"It's been a Hard Day's Night and I've been working like a dog." When the Beatles came to Carson City in 1964 they were on celluloid. The opening credits of "A Hard Days Night" rolled. There were the Lads, larger than life, dodging British fans and singing jauntily. And Carson City went nuts.

The packed house of screaming teenyboppers made such a din that Mr. Leonard stopped the film, planted his considerable bulk between us and the silver screen and bellowed, "If you kids can't shut up there isn't gonna be any movie!"

Of course we shut up, sort of.

This little known piece of Carson City lore may not rate with the antics of Mark Twain or the Laxalt Family, but it is true, I swear.

"A Hard Day's Night" had ripple effects across town, especially among the fourth graders at Edith W. Fritsch Elementary. For weeks (heck, years!) afterward we worked hard to copy that particular Beatles carefree charm. We danced and mugged around the playground singing, "money can't buy me love!"

We shook our heads and screamed, "ooooo!" We addressed each other in sarcastic Liverpudlian tones.

So during these long dog days of summer I searched for some new entertainment for my kids. And I stumbled across my old music.

Thirty-seven years after its Carson City premiere, we rented "A Hard Days Night" at JJ's Ear Candy. The young woman behind the counter smiled around her lip studs and eyebrow rings, commented that she was brought up on the Beatles and heartily endorsed the movie.

Back home, the kids were riveted from the opening bars, intrigued to see the Beatles in their early haircuts and Edwardian suits being chased by hoards of crazed girls. At the end our 9-year-old said, "That's a cool movie!" and I had to agree. The first music video holds up well.

For days afterward the kids cross-examined us about the Beatles, music and our childhoods. The conversation touched on fame and its impact on marriage, teenage obsession, Indian religion, Yoko Ono's music, and assassination.

One day I brought over a stack of 45s from my brother's house. "What are those?" demanded the 7-year-old, eyeing them suspiciously. I explained that in the Old Days we'd hear a song we liked on the radio and rush out to buy the 45 for a dollar. I picked out one and positioned it on the record player. "Then I saw her face. Now I'm a believer!" it belted. I felt as though I'd just cranked up Caruso on the Victrola. But my daughter liked it and wanted to hear more Monkees.

It's strange. When I was a kid I wasn't at all interested in my parents' music, apart from musicals that is. I mean when you think about it, the Beatles are to today's kids what the music of 1928 was to us the year "A Hard Day's Night" came out.
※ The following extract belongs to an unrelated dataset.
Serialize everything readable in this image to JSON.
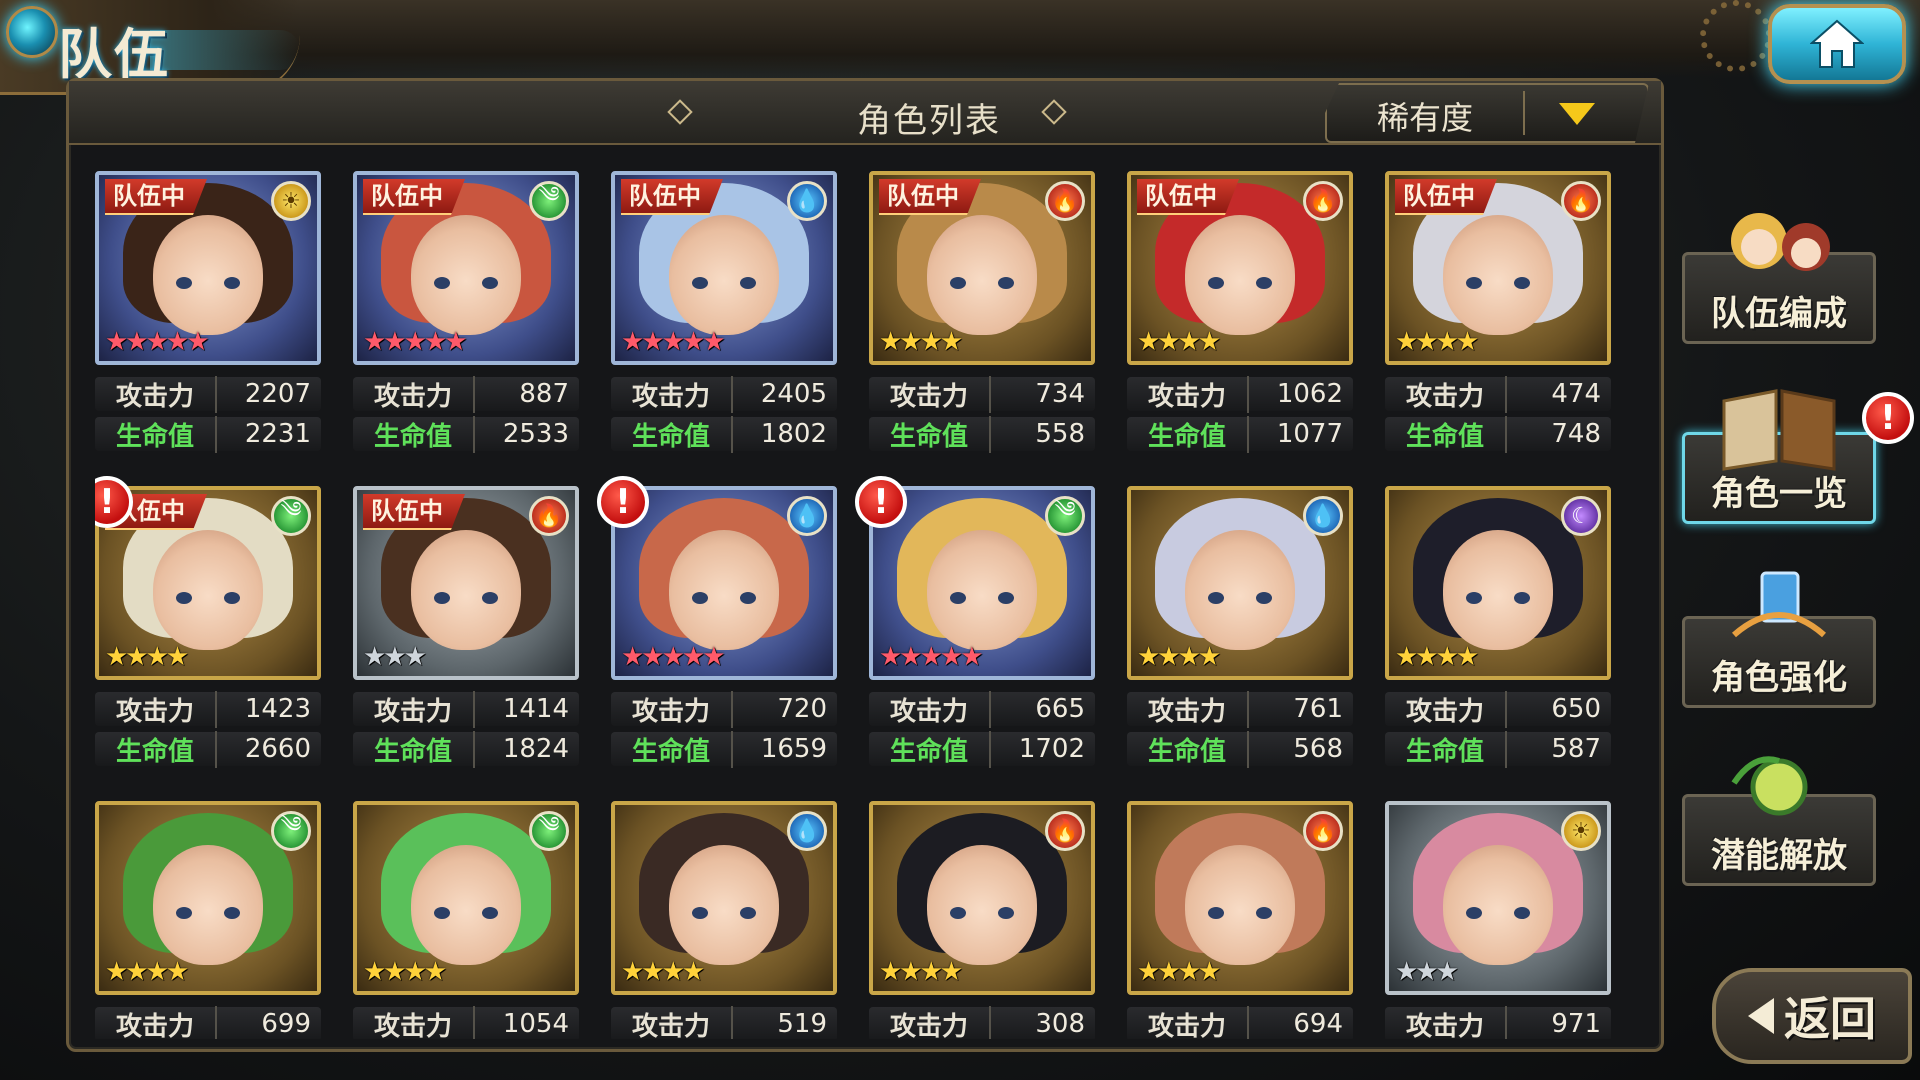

To us in 1964, even Elvis Presley seemed like a baggy old fuddy-duddy.

But kids today seem more open-minded about accessing the past for inspiration. They embrace swing music and dance, their stars are crooners like the Backstreet Boys as well as rockers like Blink-182.

In some ways, Britney Spears and 'N Sync aren't too different from the Beatles and the Monkees. The songs are catchy and pithy and you can hear the lyrics and sing them back.

And even though Mick Jagger might feel like he's being beaten with a wet noodle when he hears Britney Spears sing it, "Satisfaction" is still grabbing young audiences.

So I encourage parents to take the leap. Share your vinyl with the kids and grandkids. And take a listen to theirs. You may find yourselves moving to the same beat.


Use the comment form below to begin a discussion about this content.

Sign in to comment